Precise and detailed as it already is, the tweeter brought to life the best features of an amplifier that we emphasized earlier - naturalness, detail, speed and excellent extension. Interesting was the way the amplifier controlled the bass / midrange membranes, allowing for an extremely natural, smooth, yet firm and above all extremely deep bass. Obviously, the simple structure, the lack of everything superfluous in the signal path, the quality of power supply and other little things we mentioned on in the technical description of the amplifier, contributed to the immediacy and musicality of the playback.
(Not) Important Comparisons
It is interesting how the 3010S2D compensates for its shortcomings in comparison with the more expensive amplifier, due to its liquid and musical character. And it compensates for them so successfully that this integrated amplifier is my personal favorite for worry-free listening because it's not demanding, it doesn't consume a lot of power (we measured from the mains draws about 2.6 Ampere constantly) and doesn't heat up (Pass Lab's heat sinks measured ~25 degrees C above ambient temperature). The qualities 3010S2D provides are not at the level of the INT-25 (the price difference is fourfold), but the 3010S2D not only allows you to enjoy listening to music, it also does so at a high, yet entertaining level.

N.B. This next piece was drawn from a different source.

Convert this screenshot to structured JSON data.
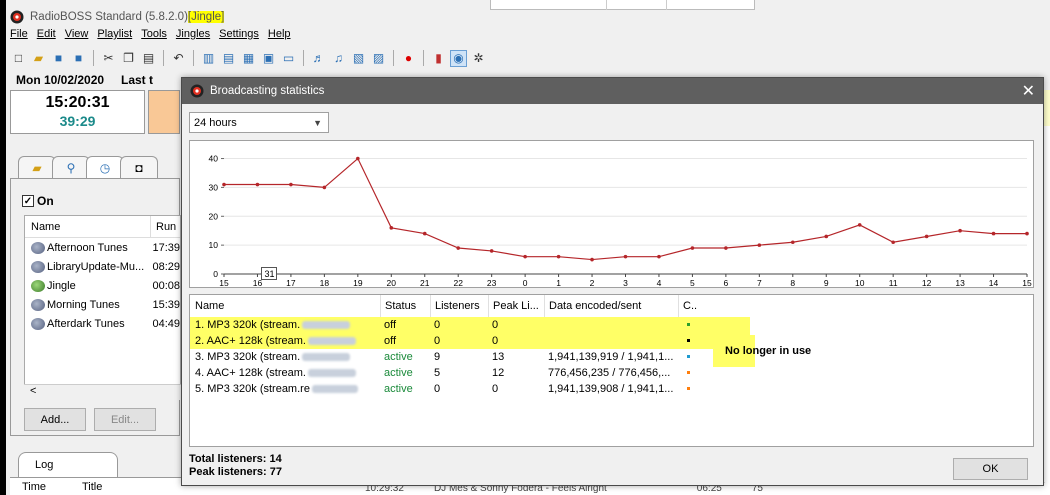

Just to make myself clear – the INT-25 provides more detail and fluidity, more faithful and convincing bass and more seductive female vocals, but we should expect nothing less. The differences are in any case less than the price difference but listening to the INT-25 never fails to make it clear why high-end hi-fi costs more than the "regular" one.
Because of the often deceptive personal audio memory, I wanted to avoid comparing the INT-25 with other amplifiers that went through my listening room, and the experience I had with them. I nevertheless took a peek at my listening notes and remembered the sound experienced with Pathos InPol Heritage, a heavyweight among integrated amplifiers. Although the Pathos price is still some 40 percent higher than the Pass, the comparison seemed appropriate because both amplifiers, each in their own way, demonstrate what can be achieved in the look and sound of the amplifier when you are not short of money in R&D phase. Thus, just like the Pathos, the INT-25 imposes a relatively narrow selection of speakers which should be selected among the ones of at least moderate sensitivity. Common features between the two are character of the sound, which in both amps is detailed, smooth and musical, at the same time powerful, controlled and sovereign.
We listened to the Pathos with the Beta Systems C2 as well, and then we were able to make a comparison more meaningfully: both amplifiers with this speakers resulted in detailed and musical sound, with exceptional bass control and transfer of an emotional impact of music that cannot be simply expressed by numbers.
Amplification: Exposure 3010s2 monoblocks; Exposure XM HP preamp, Exposure 3010S2D integrated, and Schiit Saga preamp.
Loudspeakers: MG12SE, RELT5i subwoofer and Beta Systems C2.
Interconnects: Wireworld Eclipse 7, Kimber PBJ, Wireworld Gold Electra Digital III, and Mundorf Silver/gold.
Speaker Cables: VdH CS122, Anticable, Furutech u-2T, Xindak FS1, and Wireworld Eclipse 7.
Power Cables: Wireworld Electra 5-2, Aurora 5-2, Stratus 3, Supra LoRad 2.5, and XLO PRO AC.
Voice: (530) 878-5350